Amazon Blames “Internal Errors” for the Gay Censorship Incident
Amazon made the headlines last weekend after it was discovered that the multinational electronic commerce company had removed thousands of gay and lesbian book titles from its online ranking list, making them almost invisible to customers.
But the company issued an official apology on Monday, calling this a “ham-fisted cataloging error”.
The statement was issued after Amazon was bombarded over the weekend with hundreds of complaints made by worldwide users who accused the company of discriminating against homosexuals.
In the official statement, Patty Smith, Amazon’s director of corporate communications, said that the incident had been misinterpreted and that the company prided itself on offering a complete selection, and promised to ensure immediate correction of the “error”.
“The issue was not limited to gay and lesbian themed titles. It impacted 57,310 books in a number of broad categories such as health, mind and body, reproductive and sexual medicine, and erotica,” she said.
Smith, however, did not explain the reason why books such as Playboy: The Complete Centrefolds, which includes hundreds of pictures of naked women, remained untouched, whereas, Annie Proulx’s legendary Brokeback Mountain was effected by the error.
Smith’s statement was issued only a short while after a self-declared hacker had claimed on his blog that he had caused the problem by manipulating Amazon’s online ranking system.
The hacker, who calls himself Weev and is based in the Middle East, claimed it only took him a few simple lines of code to cause the “moral outrage” on the web.
While Amazon blames the incident on “internal errors”, many angry customers and writers believe it is the result of Amazon’s decision to make the website more of a “family friendly” space backfired, lowering its sales to a great extent.

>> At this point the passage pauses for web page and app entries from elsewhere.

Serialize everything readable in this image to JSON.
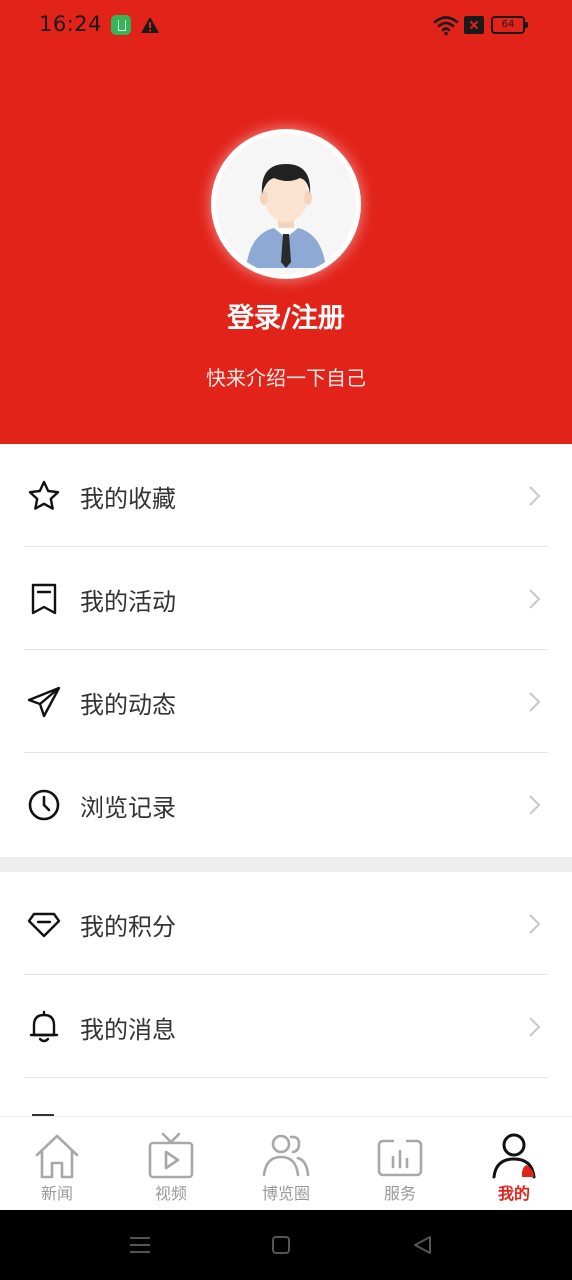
{
  "status_bar": {
    "time": "16:24",
    "battery": "64"
  },
  "profile": {
    "login_label": "登录/注册",
    "intro_label": "快来介绍一下自己"
  },
  "menu": {
    "items": [
      {
        "label": "我的收藏",
        "icon": "star-icon"
      },
      {
        "label": "我的活动",
        "icon": "bookmark-icon"
      },
      {
        "label": "我的动态",
        "icon": "send-icon"
      },
      {
        "label": "浏览记录",
        "icon": "clock-icon"
      },
      {
        "label": "我的积分",
        "icon": "diamond-icon"
      },
      {
        "label": "我的消息",
        "icon": "bell-icon"
      }
    ]
  },
  "tabbar": {
    "tabs": [
      {
        "label": "新闻",
        "icon": "home-icon"
      },
      {
        "label": "视频",
        "icon": "tv-icon"
      },
      {
        "label": "博览圈",
        "icon": "people-icon"
      },
      {
        "label": "服务",
        "icon": "chart-icon"
      },
      {
        "label": "我的",
        "icon": "user-icon",
        "active": true
      }
    ]
  },
  "colors": {
    "brand_red": "#e2231a",
    "text_dark": "#333333",
    "tab_inactive": "#999999"
  }
}
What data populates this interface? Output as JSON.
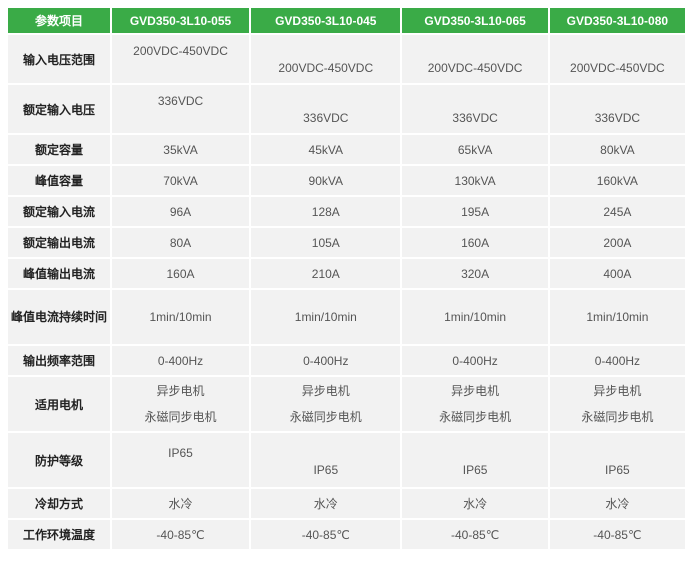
{
  "header": [
    "参数项目",
    "GVD350-3L10-055",
    "GVD350-3L10-045",
    "GVD350-3L10-065",
    "GVD350-3L10-080"
  ],
  "rows": [
    {
      "label": "输入电压范围",
      "values": [
        "200VDC-450VDC",
        "200VDC-450VDC",
        "200VDC-450VDC",
        "200VDC-450VDC"
      ]
    },
    {
      "label": "额定输入电压",
      "values": [
        "336VDC",
        "336VDC",
        "336VDC",
        "336VDC"
      ]
    },
    {
      "label": "额定容量",
      "values": [
        "35kVA",
        "45kVA",
        "65kVA",
        "80kVA"
      ]
    },
    {
      "label": "峰值容量",
      "values": [
        "70kVA",
        "90kVA",
        "130kVA",
        "160kVA"
      ]
    },
    {
      "label": "额定输入电流",
      "values": [
        "96A",
        "128A",
        "195A",
        "245A"
      ]
    },
    {
      "label": "额定输出电流",
      "values": [
        "80A",
        "105A",
        "160A",
        "200A"
      ]
    },
    {
      "label": "峰值输出电流",
      "values": [
        "160A",
        "210A",
        "320A",
        "400A"
      ]
    },
    {
      "label": "峰值电流持续时间",
      "values": [
        "1min/10min",
        "1min/10min",
        "1min/10min",
        "1min/10min"
      ]
    },
    {
      "label": "输出频率范围",
      "values": [
        "0-400Hz",
        "0-400Hz",
        "0-400Hz",
        "0-400Hz"
      ]
    },
    {
      "label": "适用电机",
      "values": [
        [
          "异步电机",
          "永磁同步电机"
        ],
        [
          "异步电机",
          "永磁同步电机"
        ],
        [
          "异步电机",
          "永磁同步电机"
        ],
        [
          "异步电机",
          "永磁同步电机"
        ]
      ]
    },
    {
      "label": "防护等级",
      "values": [
        "IP65",
        "IP65",
        "IP65",
        "IP65"
      ]
    },
    {
      "label": "冷却方式",
      "values": [
        "水冷",
        "水冷",
        "水冷",
        "水冷"
      ]
    },
    {
      "label": "工作环境温度",
      "values": [
        "-40-85℃",
        "-40-85℃",
        "-40-85℃",
        "-40-85℃"
      ]
    }
  ]
}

Gore Vidal, the gay American novelist whose masterpiece The City and the Pillar was among the unranked titles, said on Monday: “What kind of a childish game is this? Why don't they just burn the books? They’d be better off and it's very visual on television.”
Most of the delisted book titles have so far been added back to Amazon’s ranking list, and the restoration process is expected to continue.
“We intend to implement new measures to make this kind of accident less likely to occur in the future,” Smith said.
Words: Chandler Cline